Find the number of lines below in which the word "эмиссии" occurs. Write only that number.
** Opening Working data block **
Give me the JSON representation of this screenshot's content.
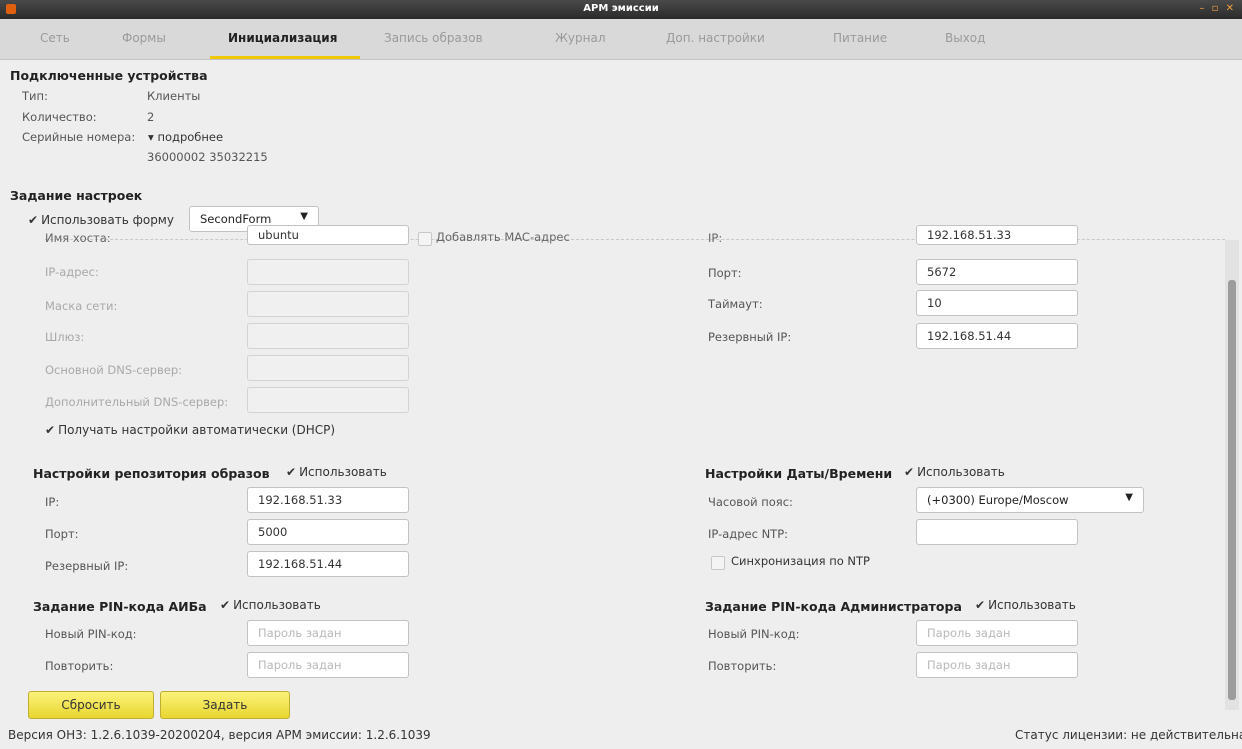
{
  "window": {
    "title": "АРМ эмиссии"
  },
  "tabs": [
    "Сеть",
    "Формы",
    "Инициализация",
    "Запись образов",
    "Журнал",
    "Доп. настройки",
    "Питание",
    "Выход"
  ],
  "devices": {
    "title": "Подключенные устройства",
    "type_label": "Тип:",
    "type_value": "Клиенты",
    "count_label": "Количество:",
    "count_value": "2",
    "serials_label": "Серийные номера:",
    "details_label": "подробнее",
    "serials_value": "36000002 35032215"
  },
  "settings": {
    "title": "Задание настроек",
    "use_form_label": "Использовать форму",
    "form_selected": "SecondForm"
  },
  "network": {
    "hostname_label": "Имя хоста:",
    "hostname_value": "ubuntu",
    "add_mac_label": "Добавлять MAC-адрес",
    "ip_label": "IP-адрес:",
    "mask_label": "Маска сети:",
    "gateway_label": "Шлюз:",
    "dns1_label": "Основной DNS-сервер:",
    "dns2_label": "Дополнительный DNS-сервер:",
    "dhcp_label": "Получать настройки автоматически (DHCP)"
  },
  "server": {
    "ip_label": "IP:",
    "ip_value": "192.168.51.33",
    "port_label": "Порт:",
    "port_value": "5672",
    "timeout_label": "Таймаут:",
    "timeout_value": "10",
    "backup_ip_label": "Резервный IP:",
    "backup_ip_value": "192.168.51.44"
  },
  "repo": {
    "title": "Настройки репозитория образов",
    "use_label": "Использовать",
    "ip_label": "IP:",
    "ip_value": "192.168.51.33",
    "port_label": "Порт:",
    "port_value": "5000",
    "backup_ip_label": "Резервный IP:",
    "backup_ip_value": "192.168.51.44"
  },
  "datetime": {
    "title": "Настройки Даты/Времени",
    "use_label": "Использовать",
    "tz_label": "Часовой пояс:",
    "tz_value": "(+0300) Europe/Moscow",
    "ntp_label": "IP-адрес NTP:",
    "ntp_sync_label": "Синхронизация по NTP"
  },
  "pin_aib": {
    "title": "Задание PIN-кода АИБа",
    "use_label": "Использовать",
    "new_label": "Новый PIN-код:",
    "repeat_label": "Повторить:",
    "placeholder": "Пароль задан"
  },
  "pin_admin": {
    "title": "Задание PIN-кода Администратора",
    "use_label": "Использовать",
    "new_label": "Новый PIN-код:",
    "repeat_label": "Повторить:",
    "placeholder": "Пароль задан"
  },
  "buttons": {
    "reset": "Сбросить",
    "apply": "Задать"
  },
  "status": {
    "version": "Версия ОН3: 1.2.6.1039-20200204, версия АРМ эмиссии: 1.2.6.1039",
    "license": "Статус лицензии: не действительна"
  },
  "colors": {
    "accent": "#f0c800",
    "button": "#f4e44c"
  }
}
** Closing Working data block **
Output below → 2